Task objective: Show each line of the entries below in which the word "description" appears.

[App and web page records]
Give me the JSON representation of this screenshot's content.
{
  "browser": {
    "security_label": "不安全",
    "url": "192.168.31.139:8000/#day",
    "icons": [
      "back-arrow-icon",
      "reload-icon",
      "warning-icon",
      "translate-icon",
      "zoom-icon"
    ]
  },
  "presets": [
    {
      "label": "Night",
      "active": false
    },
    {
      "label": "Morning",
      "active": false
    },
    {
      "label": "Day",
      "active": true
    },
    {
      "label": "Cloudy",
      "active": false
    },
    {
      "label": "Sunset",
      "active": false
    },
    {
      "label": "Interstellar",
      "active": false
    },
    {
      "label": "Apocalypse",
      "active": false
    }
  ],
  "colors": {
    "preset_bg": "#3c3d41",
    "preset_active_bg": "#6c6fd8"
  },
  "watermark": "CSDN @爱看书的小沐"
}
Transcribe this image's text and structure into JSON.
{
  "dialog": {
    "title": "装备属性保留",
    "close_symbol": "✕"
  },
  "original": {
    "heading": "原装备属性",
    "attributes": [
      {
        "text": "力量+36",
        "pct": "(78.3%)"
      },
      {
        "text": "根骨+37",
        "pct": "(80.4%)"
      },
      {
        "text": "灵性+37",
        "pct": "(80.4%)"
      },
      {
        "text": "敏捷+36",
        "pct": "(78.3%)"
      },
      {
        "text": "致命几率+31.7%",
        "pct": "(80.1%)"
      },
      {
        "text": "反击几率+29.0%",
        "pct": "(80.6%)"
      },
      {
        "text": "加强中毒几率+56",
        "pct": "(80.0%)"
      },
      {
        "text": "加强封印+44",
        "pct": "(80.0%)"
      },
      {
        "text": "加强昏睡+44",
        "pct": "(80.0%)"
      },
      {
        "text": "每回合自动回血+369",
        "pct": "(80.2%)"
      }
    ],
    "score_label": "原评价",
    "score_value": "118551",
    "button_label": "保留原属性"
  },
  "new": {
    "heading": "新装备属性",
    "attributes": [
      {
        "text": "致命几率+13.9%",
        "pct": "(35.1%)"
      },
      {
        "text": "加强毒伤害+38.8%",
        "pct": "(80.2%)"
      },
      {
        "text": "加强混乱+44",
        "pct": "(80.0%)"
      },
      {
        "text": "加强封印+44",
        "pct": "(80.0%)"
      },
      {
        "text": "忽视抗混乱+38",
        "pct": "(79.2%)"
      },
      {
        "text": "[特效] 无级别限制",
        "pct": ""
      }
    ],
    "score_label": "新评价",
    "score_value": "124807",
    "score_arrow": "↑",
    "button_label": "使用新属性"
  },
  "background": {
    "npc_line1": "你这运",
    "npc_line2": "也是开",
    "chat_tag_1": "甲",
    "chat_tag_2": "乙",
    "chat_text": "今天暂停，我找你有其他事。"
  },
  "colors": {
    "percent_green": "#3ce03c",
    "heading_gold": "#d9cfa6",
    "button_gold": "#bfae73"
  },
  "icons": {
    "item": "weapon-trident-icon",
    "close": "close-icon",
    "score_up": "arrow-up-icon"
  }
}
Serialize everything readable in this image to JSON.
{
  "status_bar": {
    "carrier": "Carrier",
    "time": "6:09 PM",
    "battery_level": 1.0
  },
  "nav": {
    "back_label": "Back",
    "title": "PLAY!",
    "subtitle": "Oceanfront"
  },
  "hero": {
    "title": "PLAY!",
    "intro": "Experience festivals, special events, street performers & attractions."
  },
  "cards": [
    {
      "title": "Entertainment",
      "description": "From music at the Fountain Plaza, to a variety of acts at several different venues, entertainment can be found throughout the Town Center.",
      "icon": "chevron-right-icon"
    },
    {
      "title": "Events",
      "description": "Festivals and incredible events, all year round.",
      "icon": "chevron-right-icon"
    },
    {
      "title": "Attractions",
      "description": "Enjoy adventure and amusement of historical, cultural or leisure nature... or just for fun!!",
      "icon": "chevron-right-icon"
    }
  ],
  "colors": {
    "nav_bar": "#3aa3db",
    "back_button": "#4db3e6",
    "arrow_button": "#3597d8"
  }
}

Solution to this problem:
      "description": "From music at the Fountain Plaza, to a variety of acts at several different venues, entertainment can be found throughout the Town Center.",
      "description": "Festivals and incredible events, all year round.",
      "description": "Enjoy adventure and amusement of historical, cultural or leisure nature... or just for fun!!",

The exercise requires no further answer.